It’s rarely just “one thing” that contributes to a problem. In Ted Koppel’s book, Lights Out he hits on multiple reasons for our power grid to be vulnerable for failures. The following are just a few. Regulation Gridlock  Energy is produced by one company, transported by another and and then handed off to local power companies. Prior to 2003, the electrical power industry standards were voluntary. When it was deemed regulations was needed, the Critical Infrastructure Act never made it out of committee. For what ever reason, the 2 Billion needed to protect the electrical grid was too much money. Energy transported across the countryRead More →

Talking about losing our electrical grid can get you some pretty cynical stares. Folks seem to think you have watched too many Mad Max movies. In reality, we have already experienced some significant stressors on our electrical grid. I learned about 2 of them in Ted Koppel’s book, Lights Out. In August, 2003, a sagging high voltage power line in Ohio, brushed against some overgrown trees. This was suppose to trip an alarm, but didn’t. Three other lines failed the same way. As the surrounding grid took on more current from the failed lines, the overburdened lines fell like dominoes. Within 90 minutes, the largestRead More →

A church friend of mine loaned me a copy of the book Lights Out by Ted Koppel. It was the spark that got me thinking about emergency preparedness. Koppel was not some obscure author I never heard of. He has won numerous awards in a slue of journalistic categories so he comes with a great deal of credibility. His book is about the threat our country faces from a potential EMP (electro magnetic pulse) attack and how prepared we are (or not) for such an event and the impact it would have on us. He “names, names” of department heads, both former and current inRead More →

We have an outbuilding that is divided into 2 sides; one smaller side for wood and the other larger side for miscellaneous tools. Even though the fire wood side is packed floor to ceiling, it has worked well for the past 12 years. This is just the kindling……2 rows deep Nevertheless, son Giver Man decided our wood needed to breathe better so our wood could dry out more effectively. We gave him carte blanche to make it happen. Siding before the demolition…yeah it’s pink! First to go, was the rickety siding. Too ugly and deteriorated to reuse, he bought 1” X 5 1/2’ boards, andRead More →

After being somewhat of a workaholic my whole life, I quit my last “outside the home” job in 2014. It was the beginning of summer and after a 12 year hiatus from gardening, I could not wait to get my fingers in the soil again. I was jealous of my friends who had shared their ginormous zucchini squash and luscious homegrown tomatoes that actually smelled and tasted like the tomatoes I remembered from my childhood. I had heard about Lasagna gardening from a friend so decided to give it a try. If I had to sum it up, it’s like layering a bunch of soilRead More →

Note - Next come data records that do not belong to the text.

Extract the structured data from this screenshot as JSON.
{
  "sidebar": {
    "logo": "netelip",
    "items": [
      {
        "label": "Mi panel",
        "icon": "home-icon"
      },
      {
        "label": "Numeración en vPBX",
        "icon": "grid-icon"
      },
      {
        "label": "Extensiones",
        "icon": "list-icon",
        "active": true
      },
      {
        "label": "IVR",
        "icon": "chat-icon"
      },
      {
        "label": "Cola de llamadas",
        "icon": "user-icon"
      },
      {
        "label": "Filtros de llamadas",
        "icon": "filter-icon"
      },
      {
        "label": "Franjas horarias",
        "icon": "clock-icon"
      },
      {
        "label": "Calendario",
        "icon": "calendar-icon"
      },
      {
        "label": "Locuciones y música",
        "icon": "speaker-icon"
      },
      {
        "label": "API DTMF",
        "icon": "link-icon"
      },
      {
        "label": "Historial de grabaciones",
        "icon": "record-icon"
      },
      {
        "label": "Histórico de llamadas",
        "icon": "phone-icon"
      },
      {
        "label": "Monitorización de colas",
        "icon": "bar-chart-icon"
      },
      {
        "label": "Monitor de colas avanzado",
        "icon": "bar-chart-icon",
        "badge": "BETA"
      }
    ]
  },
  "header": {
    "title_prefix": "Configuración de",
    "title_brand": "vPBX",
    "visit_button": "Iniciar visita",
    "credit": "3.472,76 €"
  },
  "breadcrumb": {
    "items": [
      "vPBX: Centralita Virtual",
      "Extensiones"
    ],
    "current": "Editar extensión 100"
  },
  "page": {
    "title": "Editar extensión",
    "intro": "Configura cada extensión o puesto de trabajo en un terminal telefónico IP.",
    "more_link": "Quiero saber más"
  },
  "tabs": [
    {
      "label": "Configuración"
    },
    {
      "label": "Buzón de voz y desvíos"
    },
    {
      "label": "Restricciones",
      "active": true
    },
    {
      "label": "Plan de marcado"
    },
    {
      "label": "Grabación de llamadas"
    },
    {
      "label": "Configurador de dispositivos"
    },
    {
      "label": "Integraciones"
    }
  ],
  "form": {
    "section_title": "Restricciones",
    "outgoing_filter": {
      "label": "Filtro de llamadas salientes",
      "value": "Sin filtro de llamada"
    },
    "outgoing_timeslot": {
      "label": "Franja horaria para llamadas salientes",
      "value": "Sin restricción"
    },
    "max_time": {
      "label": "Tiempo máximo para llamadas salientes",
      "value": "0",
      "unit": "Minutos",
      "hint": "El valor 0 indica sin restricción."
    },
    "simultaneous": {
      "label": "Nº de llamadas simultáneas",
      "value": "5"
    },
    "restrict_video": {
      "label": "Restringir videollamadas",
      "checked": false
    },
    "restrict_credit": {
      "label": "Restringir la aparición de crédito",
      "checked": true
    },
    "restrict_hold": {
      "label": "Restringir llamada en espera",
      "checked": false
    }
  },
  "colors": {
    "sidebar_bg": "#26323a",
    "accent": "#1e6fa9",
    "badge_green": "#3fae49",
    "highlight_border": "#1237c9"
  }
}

Since my kids are intricately woven in my life, I talk about them a lot. Like any self respecting mother, I could go on for days about each of them, but I will make these intros brief here. Since this is my blog, not theirs, I have chosen to identify them (and refer to them in my blog) by what I see as their key attribute. From oldest to youngest….. Family Rock, oldest son, lives in another state with his compassionate teacher-wife and their twin daughters. The back story is, this is the son I gave up as a young woman and reconnected with 34Read More →